>>>

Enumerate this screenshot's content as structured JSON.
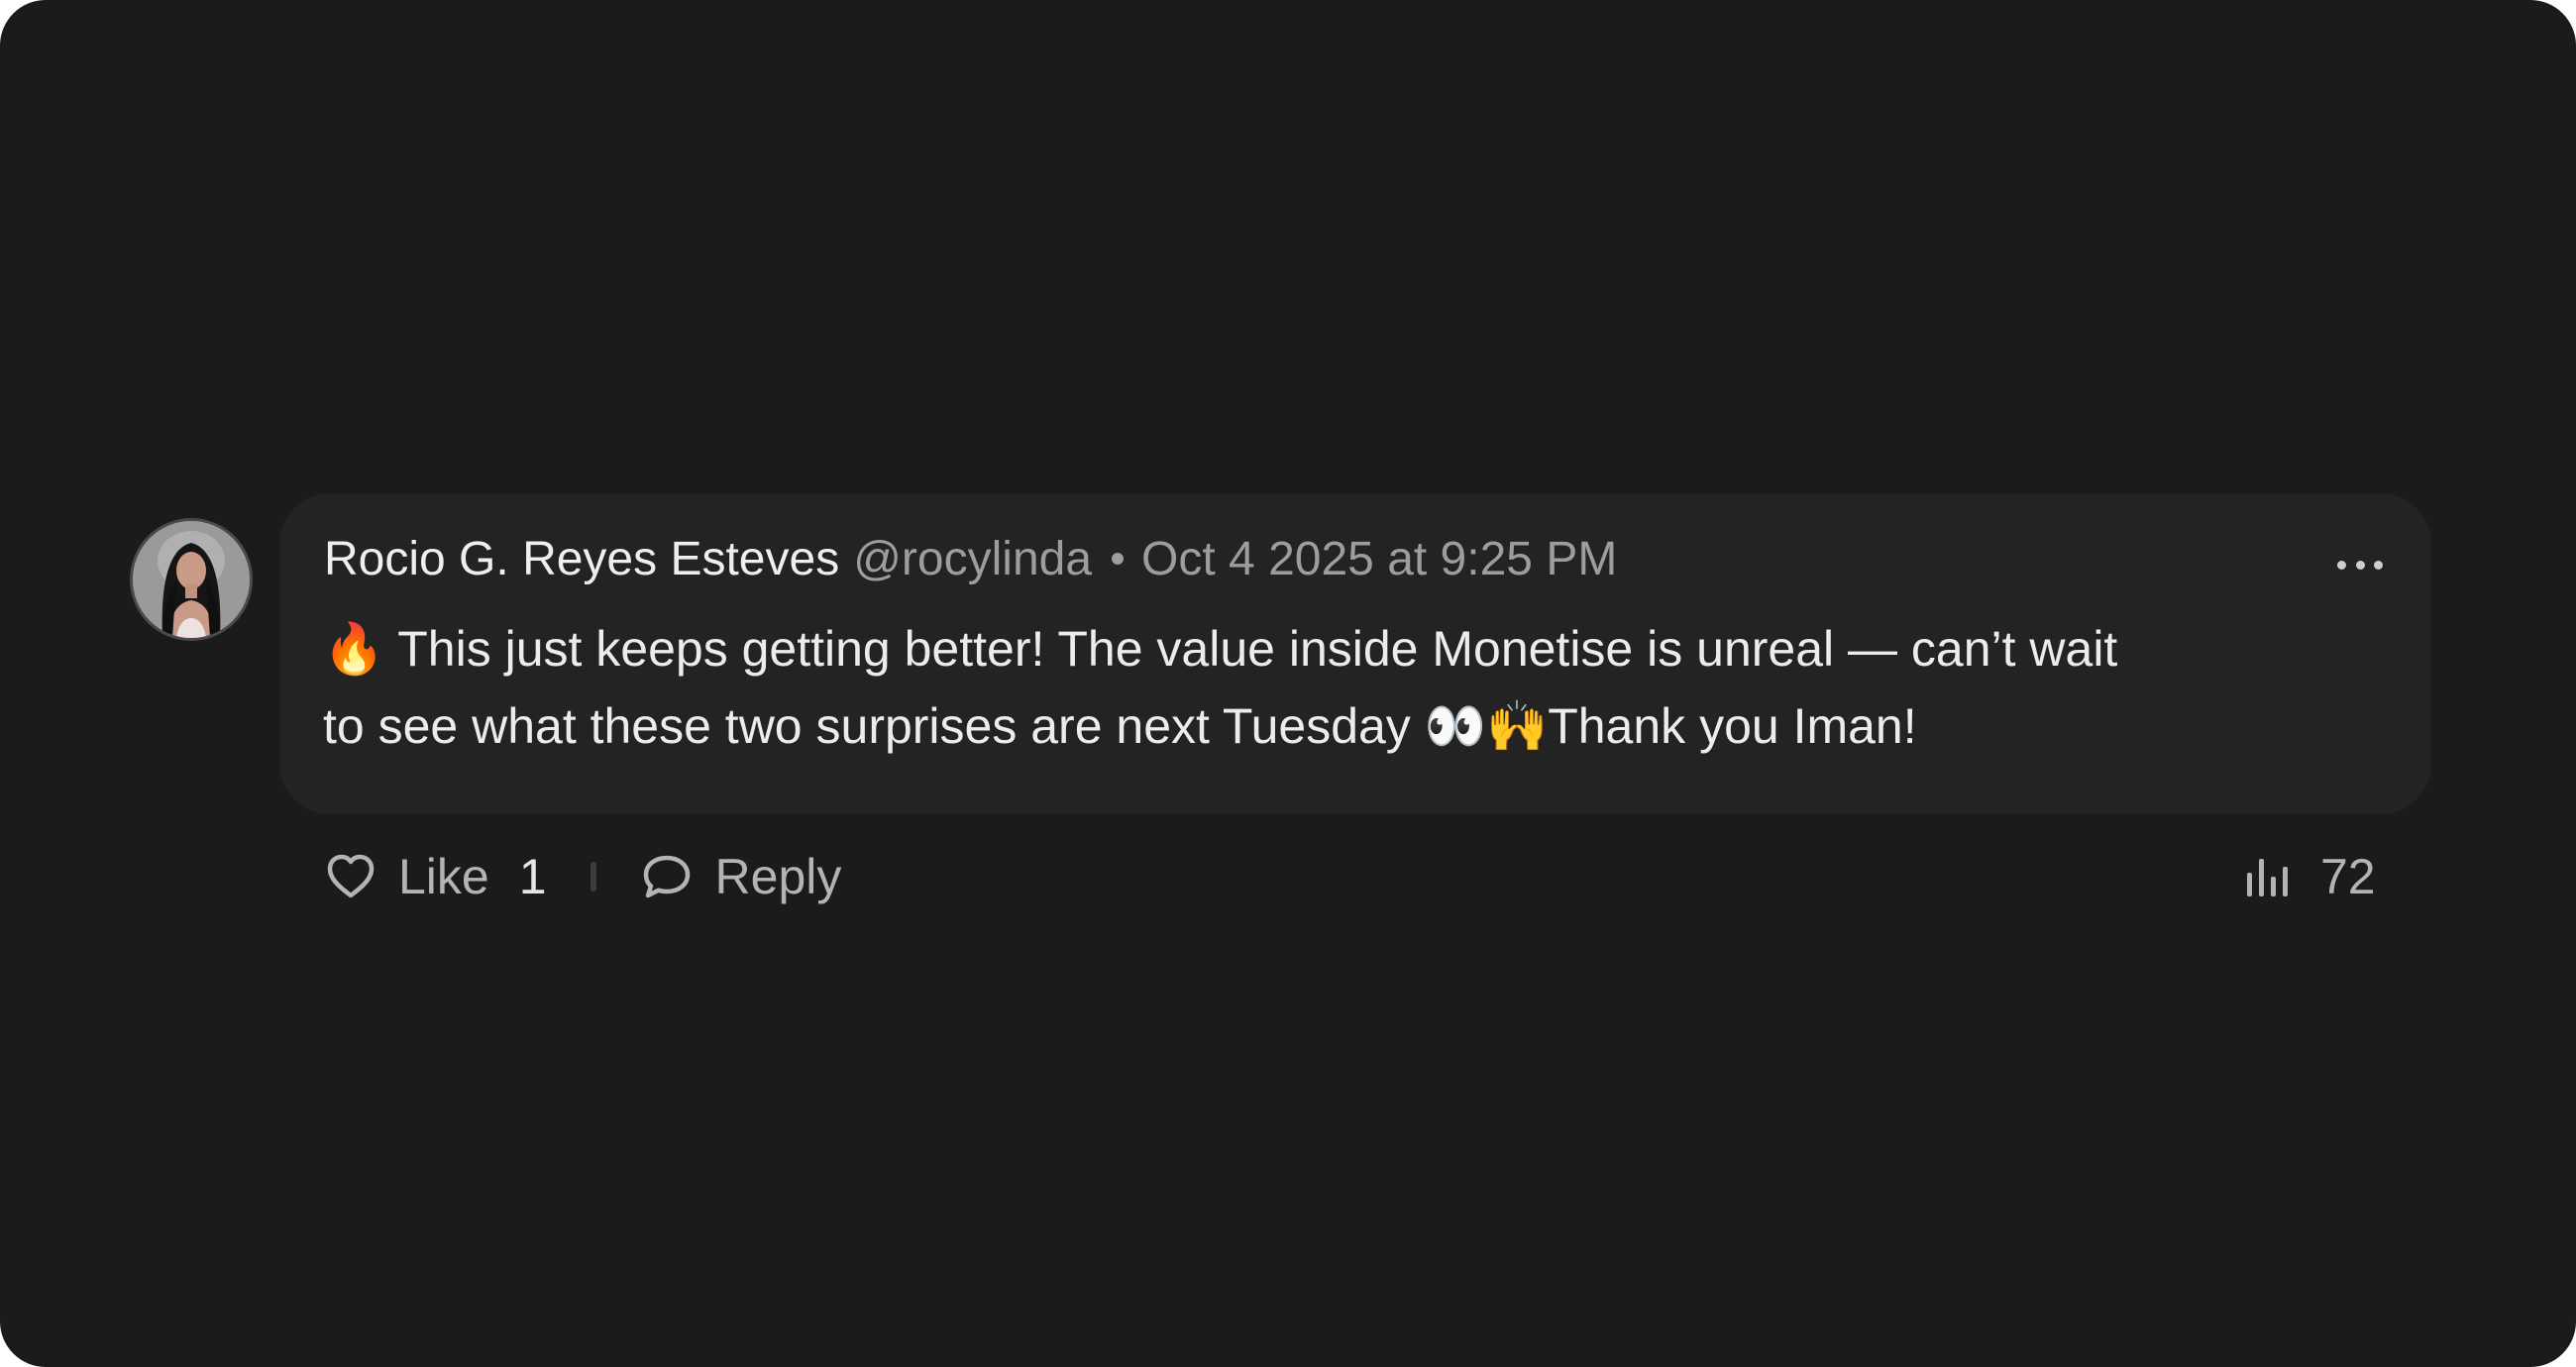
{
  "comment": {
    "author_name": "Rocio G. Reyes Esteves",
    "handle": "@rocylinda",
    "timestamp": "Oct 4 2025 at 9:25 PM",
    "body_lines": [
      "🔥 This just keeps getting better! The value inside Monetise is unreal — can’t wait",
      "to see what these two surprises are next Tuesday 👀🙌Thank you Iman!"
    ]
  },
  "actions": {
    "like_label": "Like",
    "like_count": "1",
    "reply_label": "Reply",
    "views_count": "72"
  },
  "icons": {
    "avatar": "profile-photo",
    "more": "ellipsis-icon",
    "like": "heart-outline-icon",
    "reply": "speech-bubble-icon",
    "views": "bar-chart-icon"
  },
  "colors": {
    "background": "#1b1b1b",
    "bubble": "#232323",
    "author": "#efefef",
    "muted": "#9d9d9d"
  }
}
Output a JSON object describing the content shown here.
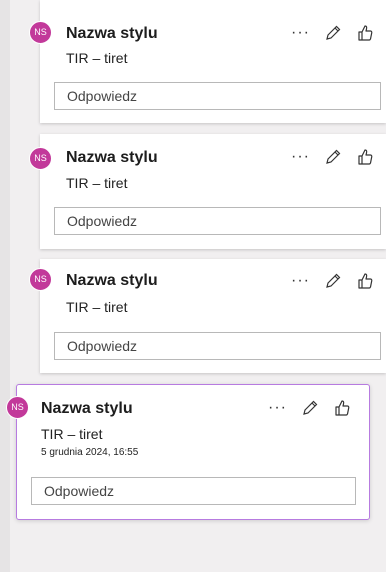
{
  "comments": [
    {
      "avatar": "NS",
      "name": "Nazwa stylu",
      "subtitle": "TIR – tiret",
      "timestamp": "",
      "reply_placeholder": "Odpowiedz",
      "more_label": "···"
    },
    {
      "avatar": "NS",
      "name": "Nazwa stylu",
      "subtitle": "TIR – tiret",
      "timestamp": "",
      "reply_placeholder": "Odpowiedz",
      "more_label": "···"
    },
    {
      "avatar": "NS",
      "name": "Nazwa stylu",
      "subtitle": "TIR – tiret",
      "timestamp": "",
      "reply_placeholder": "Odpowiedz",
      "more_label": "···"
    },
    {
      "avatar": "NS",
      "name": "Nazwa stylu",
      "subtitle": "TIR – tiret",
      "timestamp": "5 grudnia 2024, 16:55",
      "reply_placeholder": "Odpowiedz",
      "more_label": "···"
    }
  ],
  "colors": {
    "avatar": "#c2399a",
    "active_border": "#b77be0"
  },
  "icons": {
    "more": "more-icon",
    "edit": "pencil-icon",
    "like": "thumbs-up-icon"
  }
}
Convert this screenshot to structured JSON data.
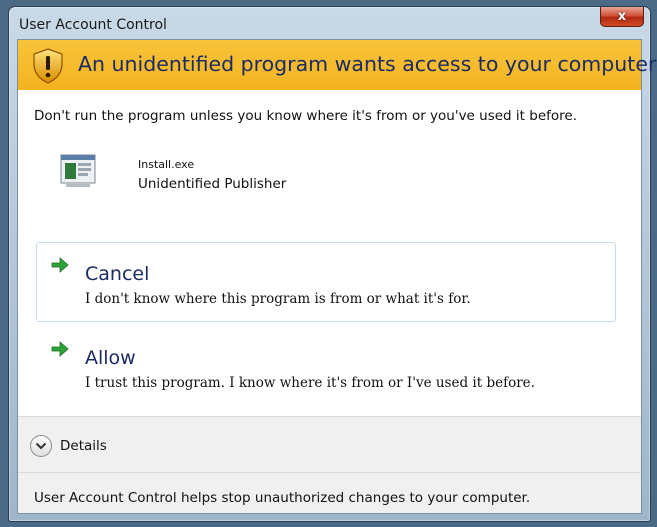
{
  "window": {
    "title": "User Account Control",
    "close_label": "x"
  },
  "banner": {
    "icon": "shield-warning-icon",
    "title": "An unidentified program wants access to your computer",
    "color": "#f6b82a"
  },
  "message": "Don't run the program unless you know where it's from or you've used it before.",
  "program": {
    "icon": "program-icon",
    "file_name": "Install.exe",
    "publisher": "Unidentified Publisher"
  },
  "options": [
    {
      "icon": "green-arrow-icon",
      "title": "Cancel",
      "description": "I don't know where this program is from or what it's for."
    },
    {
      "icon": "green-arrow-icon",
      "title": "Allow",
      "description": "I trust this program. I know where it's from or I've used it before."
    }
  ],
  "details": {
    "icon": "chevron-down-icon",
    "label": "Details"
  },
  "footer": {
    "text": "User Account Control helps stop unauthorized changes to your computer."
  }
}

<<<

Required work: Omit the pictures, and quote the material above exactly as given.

Response area:
Enumerate this screenshot's content as structured JSON.
{
  "comment": {
    "author_name": "Rocio G. Reyes Esteves",
    "handle": "@rocylinda",
    "timestamp": "Oct 4 2025 at 9:25 PM",
    "body_lines": [
      "🔥 This just keeps getting better! The value inside Monetise is unreal — can’t wait",
      "to see what these two surprises are next Tuesday 👀🙌Thank you Iman!"
    ]
  },
  "actions": {
    "like_label": "Like",
    "like_count": "1",
    "reply_label": "Reply",
    "views_count": "72"
  },
  "icons": {
    "avatar": "profile-photo",
    "more": "ellipsis-icon",
    "like": "heart-outline-icon",
    "reply": "speech-bubble-icon",
    "views": "bar-chart-icon"
  },
  "colors": {
    "background": "#1b1b1b",
    "bubble": "#232323",
    "author": "#efefef",
    "muted": "#9d9d9d"
  }
}
Output a JSON object describing the content shown here.
{
  "comments": [
    {
      "avatar": "NS",
      "name": "Nazwa stylu",
      "subtitle": "TIR – tiret",
      "timestamp": "",
      "reply_placeholder": "Odpowiedz",
      "more_label": "···"
    },
    {
      "avatar": "NS",
      "name": "Nazwa stylu",
      "subtitle": "TIR – tiret",
      "timestamp": "",
      "reply_placeholder": "Odpowiedz",
      "more_label": "···"
    },
    {
      "avatar": "NS",
      "name": "Nazwa stylu",
      "subtitle": "TIR – tiret",
      "timestamp": "",
      "reply_placeholder": "Odpowiedz",
      "more_label": "···"
    },
    {
      "avatar": "NS",
      "name": "Nazwa stylu",
      "subtitle": "TIR – tiret",
      "timestamp": "5 grudnia 2024, 16:55",
      "reply_placeholder": "Odpowiedz",
      "more_label": "···"
    }
  ],
  "colors": {
    "avatar": "#c2399a",
    "active_border": "#b77be0"
  },
  "icons": {
    "more": "more-icon",
    "edit": "pencil-icon",
    "like": "thumbs-up-icon"
  }
}
Convert this screenshot to structured JSON data.
{
  "window": {
    "title": "User Account Control",
    "close_label": "x"
  },
  "banner": {
    "icon": "shield-warning-icon",
    "title": "An unidentified program wants access to your computer",
    "color": "#f6b82a"
  },
  "message": "Don't run the program unless you know where it's from or you've used it before.",
  "program": {
    "icon": "program-icon",
    "file_name": "Install.exe",
    "publisher": "Unidentified Publisher"
  },
  "options": [
    {
      "icon": "green-arrow-icon",
      "title": "Cancel",
      "description": "I don't know where this program is from or what it's for."
    },
    {
      "icon": "green-arrow-icon",
      "title": "Allow",
      "description": "I trust this program. I know where it's from or I've used it before."
    }
  ],
  "details": {
    "icon": "chevron-down-icon",
    "label": "Details"
  },
  "footer": {
    "text": "User Account Control helps stop unauthorized changes to your computer."
  }
}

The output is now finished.